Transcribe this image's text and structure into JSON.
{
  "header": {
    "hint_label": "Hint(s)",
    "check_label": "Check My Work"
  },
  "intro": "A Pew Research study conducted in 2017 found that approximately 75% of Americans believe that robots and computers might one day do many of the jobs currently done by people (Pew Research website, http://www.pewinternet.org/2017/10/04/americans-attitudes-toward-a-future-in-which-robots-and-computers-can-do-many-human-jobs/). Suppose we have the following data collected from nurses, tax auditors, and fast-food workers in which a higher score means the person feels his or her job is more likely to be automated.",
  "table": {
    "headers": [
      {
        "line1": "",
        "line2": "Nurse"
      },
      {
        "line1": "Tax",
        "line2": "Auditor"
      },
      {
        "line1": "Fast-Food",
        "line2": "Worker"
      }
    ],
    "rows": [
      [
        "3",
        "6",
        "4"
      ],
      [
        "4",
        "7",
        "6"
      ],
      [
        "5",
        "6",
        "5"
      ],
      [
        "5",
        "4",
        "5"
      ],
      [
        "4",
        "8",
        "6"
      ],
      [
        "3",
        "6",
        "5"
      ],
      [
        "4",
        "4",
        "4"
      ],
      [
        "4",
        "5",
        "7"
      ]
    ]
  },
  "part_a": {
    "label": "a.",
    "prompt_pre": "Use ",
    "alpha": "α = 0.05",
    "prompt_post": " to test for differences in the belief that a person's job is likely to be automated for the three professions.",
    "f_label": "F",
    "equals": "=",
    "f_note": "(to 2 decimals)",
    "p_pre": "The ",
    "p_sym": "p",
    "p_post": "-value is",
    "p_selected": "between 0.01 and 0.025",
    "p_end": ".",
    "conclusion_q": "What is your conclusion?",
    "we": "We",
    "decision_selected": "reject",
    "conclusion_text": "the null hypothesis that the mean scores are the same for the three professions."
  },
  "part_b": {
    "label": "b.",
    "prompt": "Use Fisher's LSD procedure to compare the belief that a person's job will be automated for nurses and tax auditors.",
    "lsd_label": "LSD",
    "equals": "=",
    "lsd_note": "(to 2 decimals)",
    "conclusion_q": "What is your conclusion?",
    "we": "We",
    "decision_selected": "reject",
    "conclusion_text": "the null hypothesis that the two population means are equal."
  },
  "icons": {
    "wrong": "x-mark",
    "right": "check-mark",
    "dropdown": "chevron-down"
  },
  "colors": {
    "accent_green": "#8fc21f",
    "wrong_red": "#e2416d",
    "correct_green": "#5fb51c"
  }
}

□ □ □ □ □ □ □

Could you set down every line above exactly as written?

→ Task output
Transcribe this image's text and structure into JSON.
{
  "header": {
    "hint_label": "Hint(s)",
    "check_label": "Check My Work"
  },
  "intro": "A Pew Research study conducted in 2017 found that approximately 75% of Americans believe that robots and computers might one day do many of the jobs currently done by people (Pew Research website, http://www.pewinternet.org/2017/10/04/americans-attitudes-toward-a-future-in-which-robots-and-computers-can-do-many-human-jobs/). Suppose we have the following data collected from nurses, tax auditors, and fast-food workers in which a higher score means the person feels his or her job is more likely to be automated.",
  "table": {
    "headers": [
      {
        "line1": "",
        "line2": "Nurse"
      },
      {
        "line1": "Tax",
        "line2": "Auditor"
      },
      {
        "line1": "Fast-Food",
        "line2": "Worker"
      }
    ],
    "rows": [
      [
        "3",
        "6",
        "4"
      ],
      [
        "4",
        "7",
        "6"
      ],
      [
        "5",
        "6",
        "5"
      ],
      [
        "5",
        "4",
        "5"
      ],
      [
        "4",
        "8",
        "6"
      ],
      [
        "3",
        "6",
        "5"
      ],
      [
        "4",
        "4",
        "4"
      ],
      [
        "4",
        "5",
        "7"
      ]
    ]
  },
  "part_a": {
    "label": "a.",
    "prompt_pre": "Use ",
    "alpha": "α = 0.05",
    "prompt_post": " to test for differences in the belief that a person's job is likely to be automated for the three professions.",
    "f_label": "F",
    "equals": "=",
    "f_note": "(to 2 decimals)",
    "p_pre": "The ",
    "p_sym": "p",
    "p_post": "-value is",
    "p_selected": "between 0.01 and 0.025",
    "p_end": ".",
    "conclusion_q": "What is your conclusion?",
    "we": "We",
    "decision_selected": "reject",
    "conclusion_text": "the null hypothesis that the mean scores are the same for the three professions."
  },
  "part_b": {
    "label": "b.",
    "prompt": "Use Fisher's LSD procedure to compare the belief that a person's job will be automated for nurses and tax auditors.",
    "lsd_label": "LSD",
    "equals": "=",
    "lsd_note": "(to 2 decimals)",
    "conclusion_q": "What is your conclusion?",
    "we": "We",
    "decision_selected": "reject",
    "conclusion_text": "the null hypothesis that the two population means are equal."
  },
  "icons": {
    "wrong": "x-mark",
    "right": "check-mark",
    "dropdown": "chevron-down"
  },
  "colors": {
    "accent_green": "#8fc21f",
    "wrong_red": "#e2416d",
    "correct_green": "#5fb51c"
  }
}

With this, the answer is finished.